by Jessie Brar
Anytime I tell someone about the different mental illnesses I have experienced in my past, I’m always faced with the response:
“What, are you collecting them?”
I have dealt with substance abuse, an eating disorder, and I still struggle with depression and anxiety today. My mental illnesses are very interconnected and I’m slowly tackling them, one at a time. I think many people have trouble understanding how all of these can occur at once. I often hear from people that I did this to myself or that I’m seeking attention. There’s so much stigma around mental illnesses and I hope by being open about mine, I can help erase some of that stigma.
Anxiety was first. I was 8 years old when my anxiety started. As I’ve written about in my other articles, I grew up surrounded by abuse. My father’s alcoholism and my grandparents’ verbal abuse made me so scared. I was constantly worried. I was scared by loud noises and yelling. I never felt like a normal child. I was constantly searching for ways to feel better.
When my anxiety was taking over, I grasped onto anything that would help me feel like I was in control of my life. It started with me just eating less to try and quickly finish my dinner so that I didn’t have to listen to the yelling that was going on at the table. Then I skipped meals altogether. I felt a sense of strength and control. Every time I skipped a meal, I felt like I was doing something for myself. I felt as if I was making a decision and had the power to deal with everything in my life. Then I started focusing on dropping pounds. It made me feel good for awhile until I started noticing my weight would fluctuate. Every time the numbers on the scale went up, the voices in my head telling me that I wasn’t good enough got louder.

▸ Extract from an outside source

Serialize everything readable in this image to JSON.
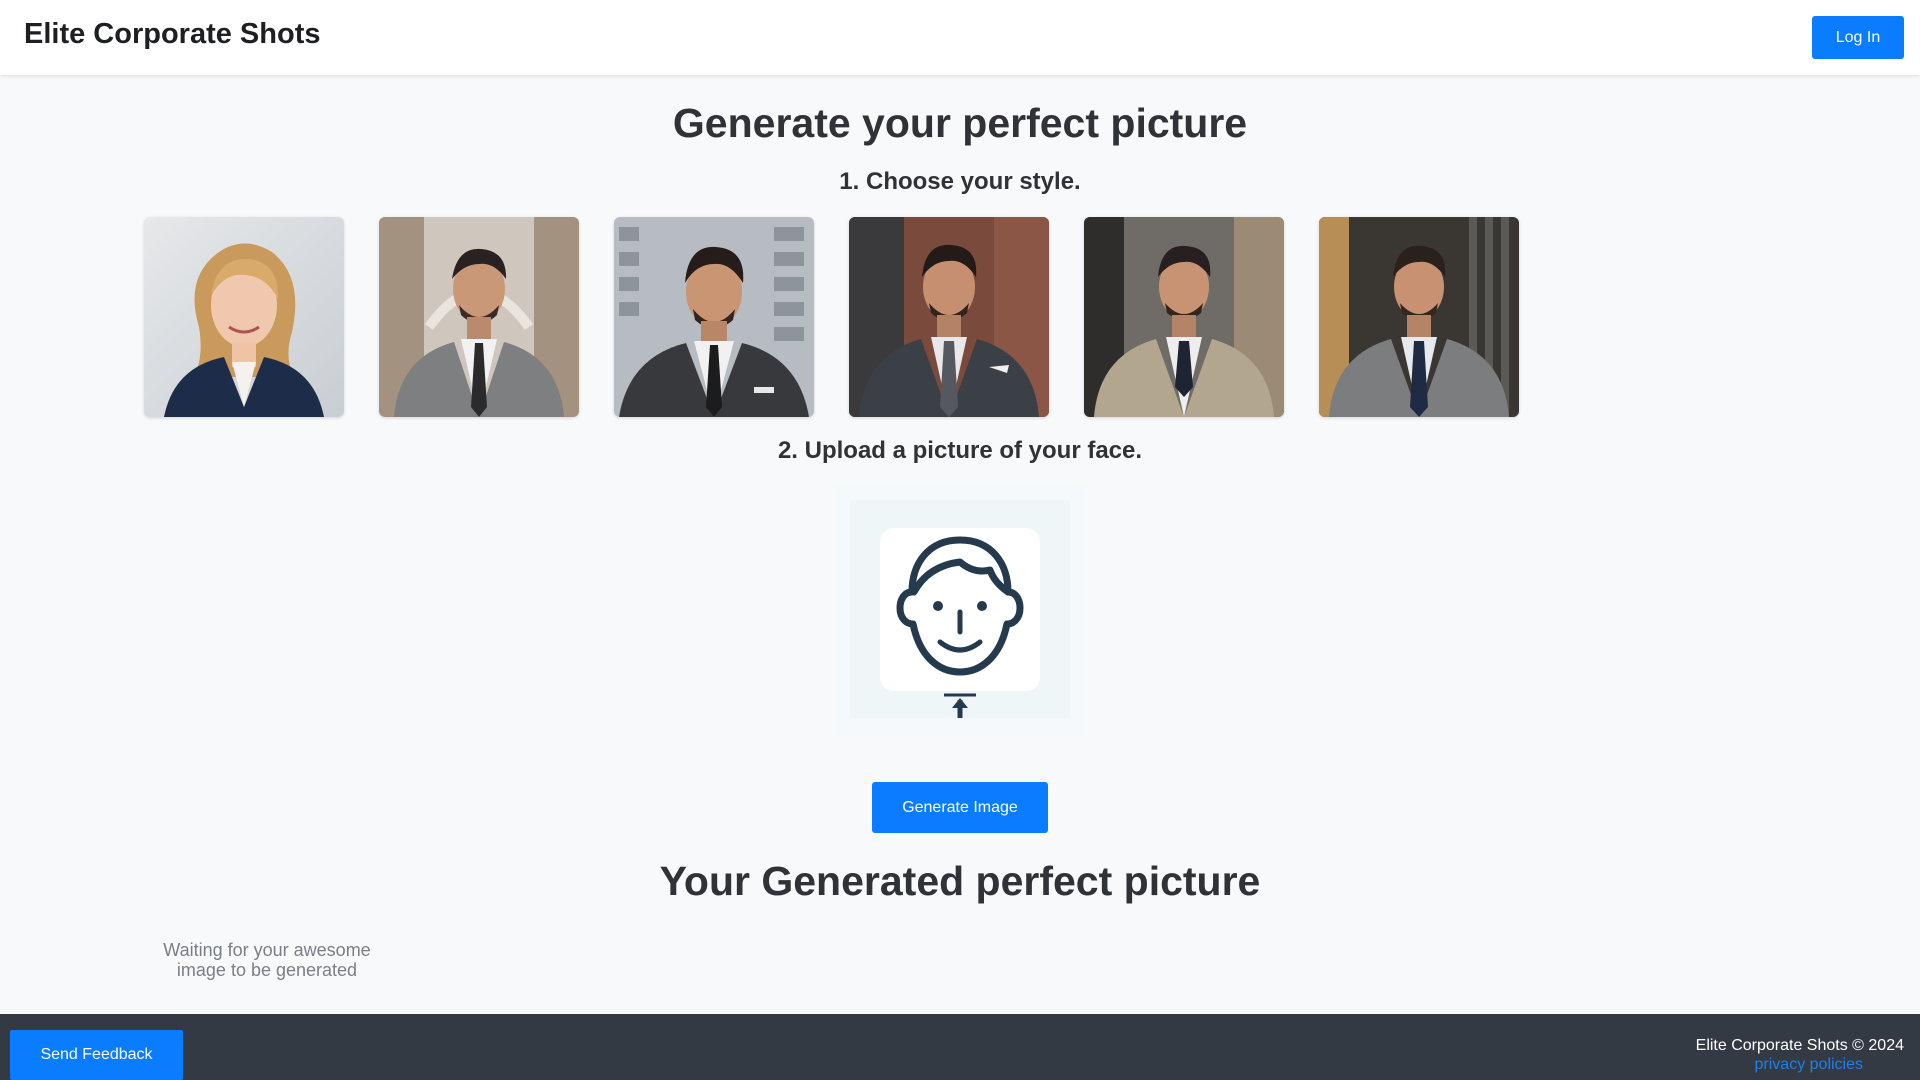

This negative internal dialogue led me to feelings of hopelessness, sadness, and loneliness. Symptoms of depression started to occur and, when I tried reaching out for help, I was told that I was too young to be having these kinds of problems or that it was just a phase. When I eventually did get to a counselor, I didn’t know how to express my feelings, and so I internalized it all. I kept silent about my depression for years and this only made things worse.

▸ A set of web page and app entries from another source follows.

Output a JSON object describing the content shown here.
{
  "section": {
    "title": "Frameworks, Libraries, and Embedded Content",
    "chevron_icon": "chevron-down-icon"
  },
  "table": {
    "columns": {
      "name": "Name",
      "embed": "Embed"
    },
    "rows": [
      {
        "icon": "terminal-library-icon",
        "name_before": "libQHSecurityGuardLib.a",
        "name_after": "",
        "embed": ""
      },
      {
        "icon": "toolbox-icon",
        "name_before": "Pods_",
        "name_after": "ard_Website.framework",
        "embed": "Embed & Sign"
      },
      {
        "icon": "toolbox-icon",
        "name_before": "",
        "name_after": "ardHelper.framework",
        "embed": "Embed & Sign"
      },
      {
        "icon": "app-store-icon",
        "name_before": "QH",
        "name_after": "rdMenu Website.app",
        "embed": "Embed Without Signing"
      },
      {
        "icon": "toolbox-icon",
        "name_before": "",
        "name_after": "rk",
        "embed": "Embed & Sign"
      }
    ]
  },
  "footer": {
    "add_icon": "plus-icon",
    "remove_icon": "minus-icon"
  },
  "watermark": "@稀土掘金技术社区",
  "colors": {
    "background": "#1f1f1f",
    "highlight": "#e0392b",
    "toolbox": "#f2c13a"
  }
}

When I got to university, I felt even lonelier. I was so overwhelmed that I would do anything to feel a bit better or forget about all the negative thoughts in my head. I started drinking heavily. I would go out on Fridays and drink until I got home. It wasn’t the type of drinking you do at a university party where you’re trying to have fun. I was drinking to forget. It was so dangerous.

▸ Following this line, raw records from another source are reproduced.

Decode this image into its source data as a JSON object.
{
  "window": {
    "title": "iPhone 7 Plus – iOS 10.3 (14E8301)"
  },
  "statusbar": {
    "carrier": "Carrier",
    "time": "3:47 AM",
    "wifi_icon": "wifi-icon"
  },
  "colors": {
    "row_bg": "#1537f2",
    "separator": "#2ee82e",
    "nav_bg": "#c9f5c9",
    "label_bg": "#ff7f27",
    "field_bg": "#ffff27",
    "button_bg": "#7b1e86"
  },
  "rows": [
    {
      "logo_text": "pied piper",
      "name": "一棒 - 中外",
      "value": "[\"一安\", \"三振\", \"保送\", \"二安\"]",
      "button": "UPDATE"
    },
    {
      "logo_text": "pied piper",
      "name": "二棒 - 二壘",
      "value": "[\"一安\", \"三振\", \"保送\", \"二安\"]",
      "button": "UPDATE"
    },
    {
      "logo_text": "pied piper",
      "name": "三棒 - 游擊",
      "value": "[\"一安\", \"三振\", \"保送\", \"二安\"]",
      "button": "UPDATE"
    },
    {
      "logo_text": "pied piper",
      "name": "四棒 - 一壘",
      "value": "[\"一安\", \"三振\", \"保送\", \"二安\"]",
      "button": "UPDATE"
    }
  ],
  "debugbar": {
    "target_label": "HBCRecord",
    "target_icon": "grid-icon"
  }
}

All of these mental illnesses are interconnected. One thing led to another and every time I put off reaching out for help, things got worse. It kept building and building, snowballing into something I couldn’t control. Reaching out for help wasn’t easy, but when I did, my whole world changed.
Many people ask why I have had so many mental illnesses. To them I say, take a minute to think about the situation someone is in. Trust me, I never wanted this to happen. It just did.
If you or someone you know needs help, call 1-800-273-8255 for the National Suicide Prevention Lifeline. You can also text HELLO to 741-741 for free, 24-hour support from the Crisis Text Line. Outside of the U.S., please visit the International Association for Suicide Prevention for a database of resources.